Outdoor Play: Know The Benefits And Get Some Ideas!
By Pentagon Play
Play is central to early childhood education. Pupils need play to develop an awareness of themselves, objects, and others in the available space around them.
Creating a play space where this is possible, and knowing how you can encourage your pupils to engage in play activities that support their classroom learning is key in cementing classroom learning.
The Importance of Learning through Play
Classroom learning is vital for teaching children’s key concepts about the world around them, however, play provides an outlet for pupils to relate that knowledge to a relevant experience to them, solidifying it in their brains.
For example, learning how to count from 1-10 may seem confusing initially, until they begin to use that knowledge to count the blocks that they are using to build their tower. This helps to cement the knowledge in their heads and encourages them to use these skills more often.
Jean Piaget once said, ‘play is the work of childhood’, and he doubled down on this by identifying the 4 different types of play (Functional, Constructive, Symbolic and Games with rules) that children engage in, focusing in on just how children learn through play:
Each of these stages teaches children different life skills and helps them to solidify the knowledge they’ve learnt within the classroom.
Spending time outdoors is also beneficial for pupils. Immersing themselves in the outdoor world keeps them active and healthy, away from screens and interacting with the world around them.
So naturally, outdoor play has all of these benefits and more!
Outdoor Play Ideas
Whilst encouraging free play outdoors is great for stimulating children’s imaginations and giving them independence, sometimes it’s nice to have a guided activity to lead, or some inspiration to give them to keep them on the right track of supporting their school learning.
Hence why we’ve collated some outdoor play activities and ideas to inspire you and ensure that your pupils are making the most of their outdoor playtime!
An Active Play Activity – Going on a Bear Hunt Theme

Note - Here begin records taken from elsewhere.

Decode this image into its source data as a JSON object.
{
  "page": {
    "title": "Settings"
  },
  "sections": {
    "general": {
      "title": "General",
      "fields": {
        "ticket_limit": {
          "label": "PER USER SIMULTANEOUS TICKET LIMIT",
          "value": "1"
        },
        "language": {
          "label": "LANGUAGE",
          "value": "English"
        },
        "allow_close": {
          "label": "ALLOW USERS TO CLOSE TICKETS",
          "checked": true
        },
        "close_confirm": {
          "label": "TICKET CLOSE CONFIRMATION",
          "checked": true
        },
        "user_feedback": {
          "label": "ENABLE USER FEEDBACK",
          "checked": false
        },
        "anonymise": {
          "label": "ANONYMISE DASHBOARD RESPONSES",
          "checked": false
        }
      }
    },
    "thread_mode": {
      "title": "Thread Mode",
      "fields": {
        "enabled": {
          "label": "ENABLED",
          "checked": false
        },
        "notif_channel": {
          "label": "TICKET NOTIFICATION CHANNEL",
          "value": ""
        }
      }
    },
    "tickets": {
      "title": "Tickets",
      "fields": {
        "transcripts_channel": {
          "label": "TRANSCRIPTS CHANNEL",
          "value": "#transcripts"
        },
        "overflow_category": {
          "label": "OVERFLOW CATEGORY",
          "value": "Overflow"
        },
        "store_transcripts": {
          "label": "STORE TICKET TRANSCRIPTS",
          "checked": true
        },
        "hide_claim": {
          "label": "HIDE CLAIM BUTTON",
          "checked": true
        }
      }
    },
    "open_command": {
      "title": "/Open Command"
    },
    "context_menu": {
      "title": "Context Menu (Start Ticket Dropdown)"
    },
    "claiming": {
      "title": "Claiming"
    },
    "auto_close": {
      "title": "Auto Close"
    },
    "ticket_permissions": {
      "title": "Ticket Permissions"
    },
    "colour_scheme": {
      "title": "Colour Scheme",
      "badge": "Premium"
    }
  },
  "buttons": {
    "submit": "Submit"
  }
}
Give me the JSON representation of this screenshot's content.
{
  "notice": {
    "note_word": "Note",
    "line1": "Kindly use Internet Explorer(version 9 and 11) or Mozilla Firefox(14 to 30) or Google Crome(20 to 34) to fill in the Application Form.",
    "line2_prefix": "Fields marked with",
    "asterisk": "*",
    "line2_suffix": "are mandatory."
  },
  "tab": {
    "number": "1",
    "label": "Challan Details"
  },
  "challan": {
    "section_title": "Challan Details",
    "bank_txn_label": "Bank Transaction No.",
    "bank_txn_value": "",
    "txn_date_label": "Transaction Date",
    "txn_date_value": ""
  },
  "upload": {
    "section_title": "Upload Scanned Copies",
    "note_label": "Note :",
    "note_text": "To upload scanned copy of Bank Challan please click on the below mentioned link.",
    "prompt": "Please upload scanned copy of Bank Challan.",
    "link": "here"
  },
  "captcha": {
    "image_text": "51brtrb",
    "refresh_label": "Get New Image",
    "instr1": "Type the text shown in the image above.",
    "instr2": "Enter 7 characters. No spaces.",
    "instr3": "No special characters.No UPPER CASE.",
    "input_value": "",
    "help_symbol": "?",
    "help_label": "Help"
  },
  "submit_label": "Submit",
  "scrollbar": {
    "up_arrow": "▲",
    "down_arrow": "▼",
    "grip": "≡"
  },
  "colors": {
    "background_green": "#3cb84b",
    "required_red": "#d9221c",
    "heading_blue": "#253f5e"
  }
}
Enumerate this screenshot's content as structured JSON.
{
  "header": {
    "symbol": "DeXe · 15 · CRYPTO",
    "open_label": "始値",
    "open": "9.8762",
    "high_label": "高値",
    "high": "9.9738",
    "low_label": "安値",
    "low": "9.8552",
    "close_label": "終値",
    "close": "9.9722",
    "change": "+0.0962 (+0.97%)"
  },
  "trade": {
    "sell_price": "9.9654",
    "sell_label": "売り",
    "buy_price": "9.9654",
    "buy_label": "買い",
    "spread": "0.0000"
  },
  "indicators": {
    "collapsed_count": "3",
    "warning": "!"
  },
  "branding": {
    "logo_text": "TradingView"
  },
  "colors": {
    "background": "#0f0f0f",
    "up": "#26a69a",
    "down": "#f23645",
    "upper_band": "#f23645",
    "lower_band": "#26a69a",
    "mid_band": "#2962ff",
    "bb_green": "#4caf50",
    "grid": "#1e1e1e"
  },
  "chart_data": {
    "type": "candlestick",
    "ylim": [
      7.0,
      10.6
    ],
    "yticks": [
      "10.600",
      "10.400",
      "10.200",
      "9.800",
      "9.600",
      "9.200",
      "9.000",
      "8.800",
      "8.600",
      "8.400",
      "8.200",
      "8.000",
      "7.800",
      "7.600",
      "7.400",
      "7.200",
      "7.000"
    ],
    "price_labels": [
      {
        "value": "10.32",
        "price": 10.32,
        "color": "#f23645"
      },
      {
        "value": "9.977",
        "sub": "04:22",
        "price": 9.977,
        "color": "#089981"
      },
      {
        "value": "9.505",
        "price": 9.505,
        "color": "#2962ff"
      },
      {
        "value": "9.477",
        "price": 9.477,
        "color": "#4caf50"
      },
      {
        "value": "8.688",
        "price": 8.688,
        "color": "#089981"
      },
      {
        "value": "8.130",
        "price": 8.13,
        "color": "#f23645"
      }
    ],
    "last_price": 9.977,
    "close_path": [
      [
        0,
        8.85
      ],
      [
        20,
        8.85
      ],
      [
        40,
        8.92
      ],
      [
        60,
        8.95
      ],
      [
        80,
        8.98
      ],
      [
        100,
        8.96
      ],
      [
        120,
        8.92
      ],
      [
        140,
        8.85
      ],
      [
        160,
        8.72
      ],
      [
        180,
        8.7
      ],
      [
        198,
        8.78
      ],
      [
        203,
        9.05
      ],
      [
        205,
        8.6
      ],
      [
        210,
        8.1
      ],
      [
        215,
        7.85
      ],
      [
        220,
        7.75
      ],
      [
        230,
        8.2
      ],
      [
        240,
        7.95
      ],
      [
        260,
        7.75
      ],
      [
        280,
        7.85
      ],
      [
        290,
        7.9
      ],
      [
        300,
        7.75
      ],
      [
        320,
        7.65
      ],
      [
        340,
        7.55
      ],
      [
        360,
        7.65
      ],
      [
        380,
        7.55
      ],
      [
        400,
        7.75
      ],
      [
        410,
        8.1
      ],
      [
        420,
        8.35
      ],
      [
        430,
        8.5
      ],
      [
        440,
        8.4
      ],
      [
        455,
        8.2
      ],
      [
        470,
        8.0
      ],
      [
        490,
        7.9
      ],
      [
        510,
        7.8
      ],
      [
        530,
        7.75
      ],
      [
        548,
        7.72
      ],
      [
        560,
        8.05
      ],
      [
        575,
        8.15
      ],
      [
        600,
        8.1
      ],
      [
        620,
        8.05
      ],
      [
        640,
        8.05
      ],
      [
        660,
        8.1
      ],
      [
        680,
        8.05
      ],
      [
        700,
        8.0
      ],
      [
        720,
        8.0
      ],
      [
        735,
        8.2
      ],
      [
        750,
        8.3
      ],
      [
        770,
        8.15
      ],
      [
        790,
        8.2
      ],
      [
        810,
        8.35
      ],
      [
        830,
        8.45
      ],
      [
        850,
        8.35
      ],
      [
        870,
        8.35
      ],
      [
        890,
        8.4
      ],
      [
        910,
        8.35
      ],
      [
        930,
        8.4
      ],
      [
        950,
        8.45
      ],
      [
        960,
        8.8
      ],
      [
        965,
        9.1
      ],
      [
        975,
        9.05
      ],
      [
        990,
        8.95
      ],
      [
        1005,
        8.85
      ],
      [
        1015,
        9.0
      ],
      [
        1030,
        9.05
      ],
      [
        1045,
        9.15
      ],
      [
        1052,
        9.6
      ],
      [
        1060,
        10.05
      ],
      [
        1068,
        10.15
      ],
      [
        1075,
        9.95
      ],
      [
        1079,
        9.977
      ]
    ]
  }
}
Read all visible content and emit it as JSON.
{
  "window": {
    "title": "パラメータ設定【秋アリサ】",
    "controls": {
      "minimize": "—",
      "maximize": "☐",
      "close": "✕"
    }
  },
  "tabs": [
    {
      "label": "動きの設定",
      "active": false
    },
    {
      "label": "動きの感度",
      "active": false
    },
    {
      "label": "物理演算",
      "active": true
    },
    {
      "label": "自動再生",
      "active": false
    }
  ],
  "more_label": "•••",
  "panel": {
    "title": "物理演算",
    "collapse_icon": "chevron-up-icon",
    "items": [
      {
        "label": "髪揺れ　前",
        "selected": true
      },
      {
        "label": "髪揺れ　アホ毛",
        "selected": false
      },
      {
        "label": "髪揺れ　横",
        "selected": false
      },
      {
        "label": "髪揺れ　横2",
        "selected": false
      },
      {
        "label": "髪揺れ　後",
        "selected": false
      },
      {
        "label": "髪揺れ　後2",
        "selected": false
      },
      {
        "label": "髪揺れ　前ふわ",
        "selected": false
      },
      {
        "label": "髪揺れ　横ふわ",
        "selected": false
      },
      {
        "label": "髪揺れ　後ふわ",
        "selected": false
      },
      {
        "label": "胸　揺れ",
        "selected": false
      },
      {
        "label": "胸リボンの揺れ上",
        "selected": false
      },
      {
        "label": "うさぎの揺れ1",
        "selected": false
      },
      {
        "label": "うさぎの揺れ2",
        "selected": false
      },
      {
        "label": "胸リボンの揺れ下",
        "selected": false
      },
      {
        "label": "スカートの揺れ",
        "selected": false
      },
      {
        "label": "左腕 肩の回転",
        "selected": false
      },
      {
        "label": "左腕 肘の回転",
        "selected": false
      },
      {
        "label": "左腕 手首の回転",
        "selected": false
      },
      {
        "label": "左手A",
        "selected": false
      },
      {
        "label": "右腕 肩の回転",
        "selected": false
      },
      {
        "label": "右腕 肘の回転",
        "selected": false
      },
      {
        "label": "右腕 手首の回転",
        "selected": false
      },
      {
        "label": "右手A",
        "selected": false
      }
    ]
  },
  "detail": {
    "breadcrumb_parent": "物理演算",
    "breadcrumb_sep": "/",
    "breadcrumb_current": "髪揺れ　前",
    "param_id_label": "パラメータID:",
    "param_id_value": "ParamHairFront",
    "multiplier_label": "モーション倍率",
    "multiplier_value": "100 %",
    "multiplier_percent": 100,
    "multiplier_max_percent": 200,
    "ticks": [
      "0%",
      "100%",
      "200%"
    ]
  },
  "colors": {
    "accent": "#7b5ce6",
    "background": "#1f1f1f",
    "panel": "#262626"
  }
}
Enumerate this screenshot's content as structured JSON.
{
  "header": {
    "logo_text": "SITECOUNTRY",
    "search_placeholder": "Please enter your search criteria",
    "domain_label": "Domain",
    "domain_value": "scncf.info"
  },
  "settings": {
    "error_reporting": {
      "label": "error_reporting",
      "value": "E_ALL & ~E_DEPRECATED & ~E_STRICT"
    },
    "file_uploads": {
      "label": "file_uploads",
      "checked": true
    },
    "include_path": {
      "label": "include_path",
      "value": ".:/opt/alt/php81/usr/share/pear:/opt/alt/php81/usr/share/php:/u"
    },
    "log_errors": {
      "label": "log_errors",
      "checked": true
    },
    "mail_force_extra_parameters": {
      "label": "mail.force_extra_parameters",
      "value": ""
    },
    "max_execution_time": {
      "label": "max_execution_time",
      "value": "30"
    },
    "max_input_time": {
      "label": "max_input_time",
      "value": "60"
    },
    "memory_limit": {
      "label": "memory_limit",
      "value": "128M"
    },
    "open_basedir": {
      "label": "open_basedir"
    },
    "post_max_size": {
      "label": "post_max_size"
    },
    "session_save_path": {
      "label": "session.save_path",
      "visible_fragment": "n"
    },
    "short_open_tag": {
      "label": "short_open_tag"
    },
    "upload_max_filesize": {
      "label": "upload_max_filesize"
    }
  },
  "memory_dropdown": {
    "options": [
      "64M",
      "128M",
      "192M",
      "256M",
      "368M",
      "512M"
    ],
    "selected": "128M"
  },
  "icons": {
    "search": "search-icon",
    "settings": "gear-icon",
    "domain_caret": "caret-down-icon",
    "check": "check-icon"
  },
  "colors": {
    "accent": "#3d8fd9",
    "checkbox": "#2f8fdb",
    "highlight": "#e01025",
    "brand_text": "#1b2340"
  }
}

Tell the children that they’re going to be going on their own bear hunt in the playground – they have a special route to follow in a particular order if they’d like to be able to meet the bear.
Don’t worry, it’s a very friendly bear – and it even has a name (you choose)! So, they’re going to need to listen very carefully to your instructions, and make sure that they follow them in the right order.
At this point, you can describe to the children a route to follow that you have pre-planned, using the whatever facilities you have in your play space, whether it be a bridge, a trim trail, a hopscotch marking or something similar. Of course, it’s absolutely fine to be flexible and make up the route on the spot, just so long as you’re sure to use all of the different directions and positional concepts that you want to teach the children, e.g. “Oh look, grass! Long, wavy grass. Ask the children to climb up some steps/blocks, over an incline object, and slide or roll down something with a decline, which acts as the ‘grassy bank’ to the bottom.”
Supporting understanding of the world
This activity is ideal for getting Early Years pupils involved in active play!
Find something that could work as a bridge- even better if the pupils can actually cross it- but if not, construct one from cardboard boxes or toy blocks to show the basic bridge structure.
Ask the children – do they know what bridges are used for in the world around us? Can you explain some of their uses? Have any of them been on a bridge before, perhaps to cross a road or a river? Now ask them to take a closer look at the Play Bridge. Can they describe its shape? Tell the children that they’re going to do some stretching exercises, making the shape of a bridge using their own bodies. Here you can demonstrate how and encourage children to do some core strengthening exercises.
- Sitting with their knees bent in front of them, feet placed on the floor, to create a bridge with their legs. Too easy? Try lifting alternate legs in the air – it’s harder than it sounds!
- Keeping their feet on the floor, place their hands behind them on the floor, palms down, and lift their body up towards the sky to make a crab-shaped bridge. How long can you hold it for?
These activities have been brought to you by Pentagon Play. Pentagon Play is the UK’s Leading School Playground Provider, who produce a variety of education play products and lesson plans to support learning through play.